Bush on Iraq and the Philippines President George W. Bush: ''Some say the culture of the Middle East will not sustain the institutions of democracy. The same doubts were once expressed about the culture of Asia. Those doubts were proven wrong nearly six decades ago.” (October 2003) New York Times, October 19, 2003 “In an eight-hour visit, Mr. Bush for the first time drew explicit comparisons between the transition he is seeking in Iraq and the rough road to democracy that the Philippines traveled from the time the United States seized it from Spain in 1898 to the present day… While the administration often speaks of the occupations of Japan and Germany after World War II as rough models for the effort to rebuild Iraq, Mr. Bush used the visit here to make a less explicit analogy to the American administration of the Philippines, which also led to the formation of a democracy. But the comparison has less power to reassure, given that the Philippine government did not gain full autonomy for five decades.”
Outline for Today: 1. Reasons of Expansion 2. War in the Caribbean and the Pacific 3. Occupation and Social Darwinism 4. Anti-Imperialism
Reasons for expansion 1. Official: liberate Cuba and the Philippines 2. Fear of competition with Europe 3. Need for new markets and sources for raw materials 4. Need for military bases
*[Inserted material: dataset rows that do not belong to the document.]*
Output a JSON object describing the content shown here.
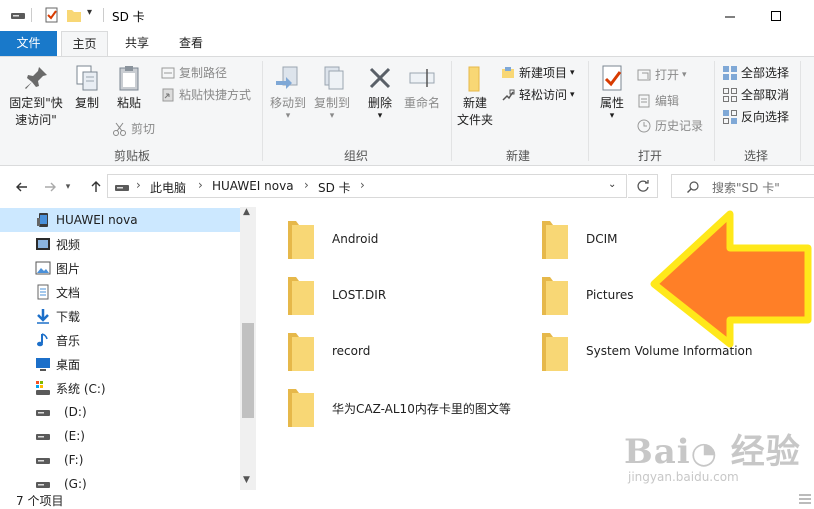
{
  "window": {
    "title": "SD 卡"
  },
  "tabs": [
    {
      "label": "文件"
    },
    {
      "label": "主页"
    },
    {
      "label": "共享"
    },
    {
      "label": "查看"
    }
  ],
  "ribbon": {
    "clipboard": {
      "group_label": "剪贴板",
      "pin_label_1": "固定到\"快",
      "pin_label_2": "速访问\"",
      "copy_label": "复制",
      "paste_label": "粘贴",
      "copy_path_label": "复制路径",
      "paste_shortcut_label": "粘贴快捷方式",
      "cut_label": "剪切"
    },
    "organize": {
      "group_label": "组织",
      "move_to_label": "移动到",
      "copy_to_label": "复制到",
      "delete_label": "删除",
      "rename_label": "重命名"
    },
    "new": {
      "group_label": "新建",
      "new_folder_label_1": "新建",
      "new_folder_label_2": "文件夹",
      "new_item_label": "新建项目",
      "easy_access_label": "轻松访问"
    },
    "open": {
      "group_label": "打开",
      "properties_label": "属性",
      "open_label": "打开",
      "edit_label": "编辑",
      "history_label": "历史记录"
    },
    "select": {
      "group_label": "选择",
      "select_all_label": "全部选择",
      "select_none_label": "全部取消",
      "invert_label": "反向选择"
    }
  },
  "address": {
    "crumbs": [
      "此电脑",
      "HUAWEI nova",
      "SD 卡"
    ],
    "search_placeholder": "搜索\"SD 卡\""
  },
  "navpane": {
    "items": [
      {
        "label": "HUAWEI nova",
        "icon": "phone-icon"
      },
      {
        "label": "视频",
        "icon": "video-icon"
      },
      {
        "label": "图片",
        "icon": "pictures-icon"
      },
      {
        "label": "文档",
        "icon": "document-icon"
      },
      {
        "label": "下载",
        "icon": "download-icon"
      },
      {
        "label": "音乐",
        "icon": "music-icon"
      },
      {
        "label": "桌面",
        "icon": "desktop-icon"
      },
      {
        "label": "系统 (C:)",
        "icon": "system-drive-icon"
      },
      {
        "label": "(D:)",
        "icon": "drive-icon"
      },
      {
        "label": "(E:)",
        "icon": "drive-icon"
      },
      {
        "label": "(F:)",
        "icon": "drive-icon"
      },
      {
        "label": "(G:)",
        "icon": "drive-icon"
      }
    ]
  },
  "folders": [
    {
      "name": "Android"
    },
    {
      "name": "DCIM"
    },
    {
      "name": "LOST.DIR"
    },
    {
      "name": "Pictures"
    },
    {
      "name": "record"
    },
    {
      "name": "System Volume Information"
    },
    {
      "name": "华为CAZ-AL10内存卡里的图文等"
    }
  ],
  "status": {
    "item_count": "7 个项目"
  },
  "colors": {
    "accent": "#1979ca",
    "folder": "#f8d775",
    "folder_dark": "#e6b84a",
    "selection": "#cce8ff",
    "arrow_fill": "#ff7f27",
    "arrow_border": "#ffe81a"
  }
}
Wreck of the battleship Maine in Havana harbor, March 17-April 1, 1898
Territories acquired in 1898 The Philippines: achieved independence in 1946Hawaii: traditional territory, admitted as a state in 1959Guam: “unincorporated” territory, administered by US Navy until 1950Puerto Rico: “Commonwealth,” US citizenship extended in 1917 but cannot elect US Presidents
Teddy Roosevelt’s “Rough Riders,” drawing depicts no black troops
Rudyard Kipling’s “The White Man’s Burden” Take up the White Man's burden-- Send forth the best ye breed-- Go, bind your sons to exile To serve your captives' need; To wait, in heavy harness, On fluttered folk and wild-- Your new-caught sullen peoples, Half devil and half child. Take up the White Man's burden! Have done with childish days-- The lightly-proffered laurel, The easy ungrudged praise: Comes now, to search your manhood Through all the thankless years, Cold, edged with dear-bought wisdom, The judgment of your peers.
Advance of Kansas Volunteers at Caloocan, 1899 (reenacted by New Jersey National Guard)
Co-founders of the Anti-Imperialist League: Grover Cleveland, former president